Noe Valley Voice December-January 2001

A Remembrance of Christmas Past

By Florence Holub

Thanks to a kindly letter in the November issue (sent in by Bernard C. Winn), I was encouraged to offer another "golden oldie" from my past columns in the Noe Valley Voice. This one is reprinted from the December 1988/January 1989 issue.
I hope you enjoy it. Happy holidays!

--Florence Holub

Whenever I pass the Latvian Church in the 400 block of
Hoffman Avenue, I am reminded of a time 60 years ago when the building was occupied by the Finnish Brotherhood and known as "Finn Hall."

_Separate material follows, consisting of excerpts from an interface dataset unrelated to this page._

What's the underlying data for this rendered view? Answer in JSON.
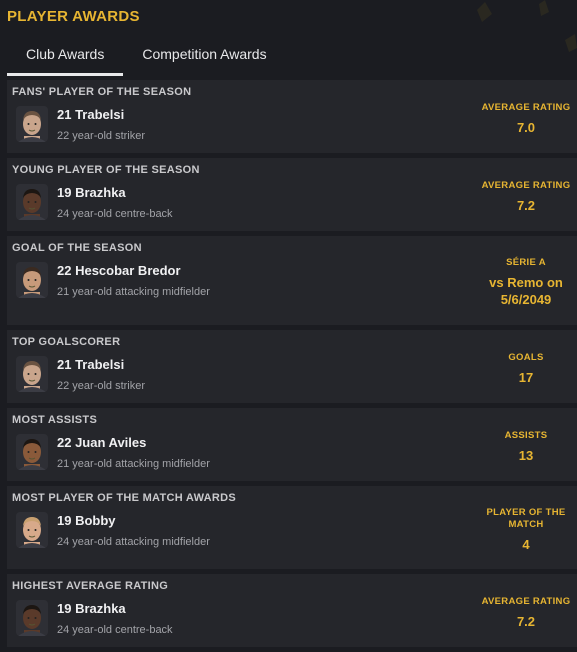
{
  "page": {
    "title": "PLAYER AWARDS"
  },
  "tabs": [
    {
      "label": "Club Awards",
      "active": true
    },
    {
      "label": "Competition Awards",
      "active": false
    }
  ],
  "awards": [
    {
      "title": "FANS' PLAYER OF THE SEASON",
      "player": "21 Trabelsi",
      "desc": "22 year-old striker",
      "stat_label": "AVERAGE RATING",
      "stat_value": "7.0",
      "skin": "#c9a58c",
      "hair": "#6a5342"
    },
    {
      "title": "YOUNG PLAYER OF THE SEASON",
      "player": "19 Brazhka",
      "desc": "24 year-old centre-back",
      "stat_label": "AVERAGE RATING",
      "stat_value": "7.2",
      "skin": "#5a3a2a",
      "hair": "#1c1612"
    },
    {
      "title": "GOAL OF THE SEASON",
      "player": "22 Hescobar Bredor",
      "desc": "21 year-old attacking midfielder",
      "stat_label": "SÉRIE A",
      "stat_value": "vs Remo on 5/6/2049",
      "skin": "#c79a7a",
      "hair": "#3a2a20"
    },
    {
      "title": "TOP GOALSCORER",
      "player": "21 Trabelsi",
      "desc": "22 year-old striker",
      "stat_label": "GOALS",
      "stat_value": "17",
      "skin": "#c9a58c",
      "hair": "#6a5342"
    },
    {
      "title": "MOST ASSISTS",
      "player": "22 Juan Aviles",
      "desc": "21 year-old attacking midfielder",
      "stat_label": "ASSISTS",
      "stat_value": "13",
      "skin": "#8a5a3a",
      "hair": "#1c1612"
    },
    {
      "title": "MOST PLAYER OF THE MATCH AWARDS",
      "player": "19 Bobby",
      "desc": "24 year-old attacking midfielder",
      "stat_label": "PLAYER OF THE MATCH",
      "stat_value": "4",
      "skin": "#d7a98a",
      "hair": "#c8a070"
    },
    {
      "title": "HIGHEST AVERAGE RATING",
      "player": "19 Brazhka",
      "desc": "24 year-old centre-back",
      "stat_label": "AVERAGE RATING",
      "stat_value": "7.2",
      "skin": "#5a3a2a",
      "hair": "#1c1612"
    }
  ],
  "colors": {
    "accent": "#e7b532",
    "card": "#25262b",
    "background": "#1b1c21"
  }
}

A large Finnish colony -- large enough to support several steam bath establishments -- once resided in the Noe and Eureka valleys. My parents were of Swede-Finn stock, meaning they came from a Swedish minority living in Finland. Like all newcomers to a strange land, they felt a need to meet with their countrymen in the Bay Area. Outside of the steam baths, the Order of Runesberg and the Star of Finland lodges met this need by providing a year-round calendar filled with social events, the biggest of which took place at Finn Hall.

The building, now owned by the Latvian Lutheran Church of California, looks small from the front, but the facade is deceptive. Beyond the entrance is a large dance floor with a raised stage at the rear. And in the old days, behind and below the stage were piled all the fixings needed to feed a mob, present a play, or have a ball.

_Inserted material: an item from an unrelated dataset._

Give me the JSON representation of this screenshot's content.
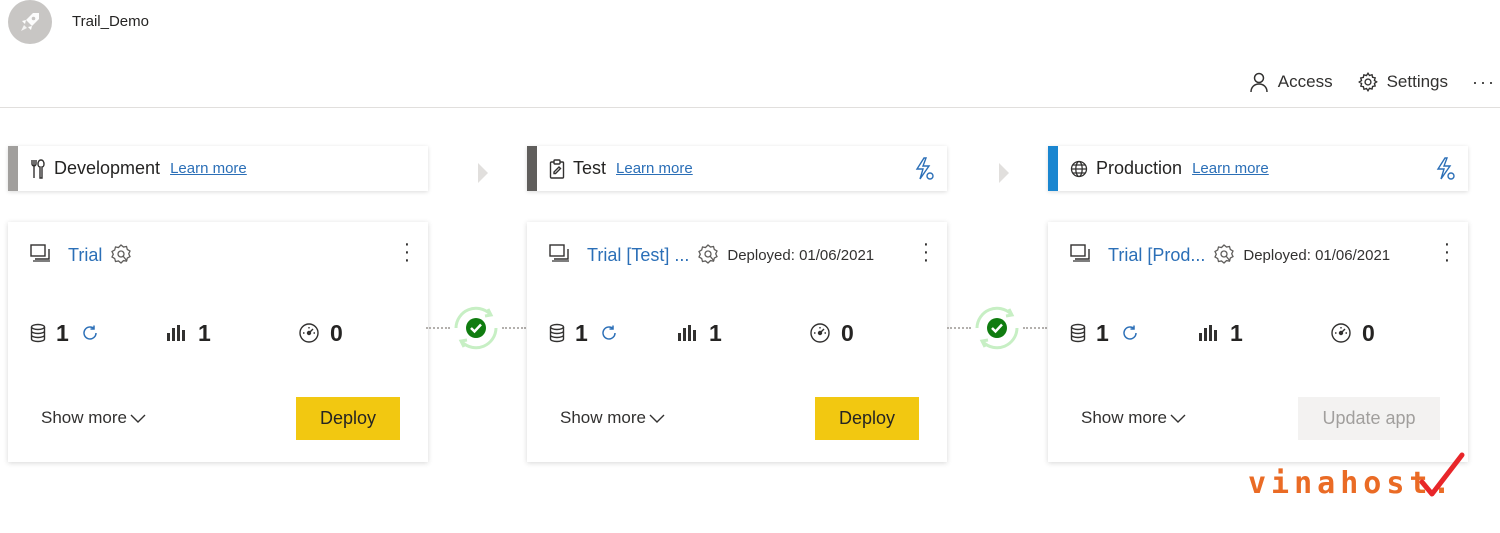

I remember the annual Christmas Festival most clearly because it was designed for and around children like myself. Weeks of preparation preceded the December event: refreshments had to be planned and prepared, toys and candy for the many children had to be purchased and wrapped, and the entertainment provided by the children had to be rehearsed for months.

There was one particular Fest -- in the early 1920s -- that stands out in my memory. I was to recite "Twas the Night Before Christmas." Rather lengthy for a 7-year-old, don't you think? But I had it memorized perfectly.

On the big night, the master of ceremonies announced each child's presentation to the large audience of doting parents and relatives. When my turn came, I walked bravely to the center of the stage and gazed out at the hundreds of faces looking up at me. I opened my mouth to speak, but at the same time, a small friend in the front row piped up, "There's Florence! Hello, Florence!"

Perhaps that little voice was what triggered it, but in any case I started to titter. The stage manager wisely drew the curtains, gave me a little time to compose myself, then reopened them. This time, instead of a poem, a stream of giggles flowed out of me, and the curtain had to be drawn again. After my third attempt, which yielded only intensified giggling, I was sent back to my seat, feeling some relief but mostly painful humiliation.

I never did recite the poem that I had practiced so diligently.

Naturally, the other children performed well. A small boy struggled with a big accordion, several teenagers played classical compositions on the piano, and quite a few adorable little tykes sang off-key renditions of "Jingle Bells."

At the conclusion of the program, Santa (who always had a Swedish accent) bounded into the hall singing "Yingle Bells, Yingle Bells" and
shouting "Ho, ho, ho!"

The children excitedly lined up to speak to him and to receive their presents, which were usually dolls for the girls, tops or carpenter sets for the boys, and, of course, lots of candy.

Next, the refreshments were served-- delicious open-faced sandwiches, ice cream and cake, milk for the young, and coffee for the adults.

On the stage, the musicians tuned up their fiddles, and when the floor was cleared, a man hurried about, tossing powdered wax on the dance floor. He was followed by a procession of active little boys, who used this opportunity to skate and skid. Some lost control on the slippery surface of the floor, and a few went home with knots on their heads.

The music and the dancing began. There were foxtrots, polkas, waltzes, and several spirited Scandinavian dances, including the "Hambo" and the "Schottiche." Everyone danced -- old people, young people, even the little kids -- and the adults took care not to trample the children underfoot.

We young danced together, practicing for the day we would be grown up. But it was not unusual to see a grown man dancing cheek-to-cheek with his little girl, her short legs dangling above his knees. After a few hours, we kids were tired and content to sit on the side benches, watching until we fell asleep.

The dancing continued until midnight, when the musicians played "Goodnight, Sweetheart" and every man danced the last dance with his wife or girlfriend.

Our parents had to collect our presents, bundle us up, and carry us sleeping out into the night and home, ending one of the happiest days of the year.

Strangely, in the years that followed, the perfect Christmas pageants--the ones that went without a hitch -- were forgotten, but my flawed performance was long remembered and often brought to my attention at succeeding Christmas fests.

Although it lasted a long time, I eventually got over my shame. So now I'd just like to say to my old friends from Finn Hall, "Merry Christmas to all, and to all a good night."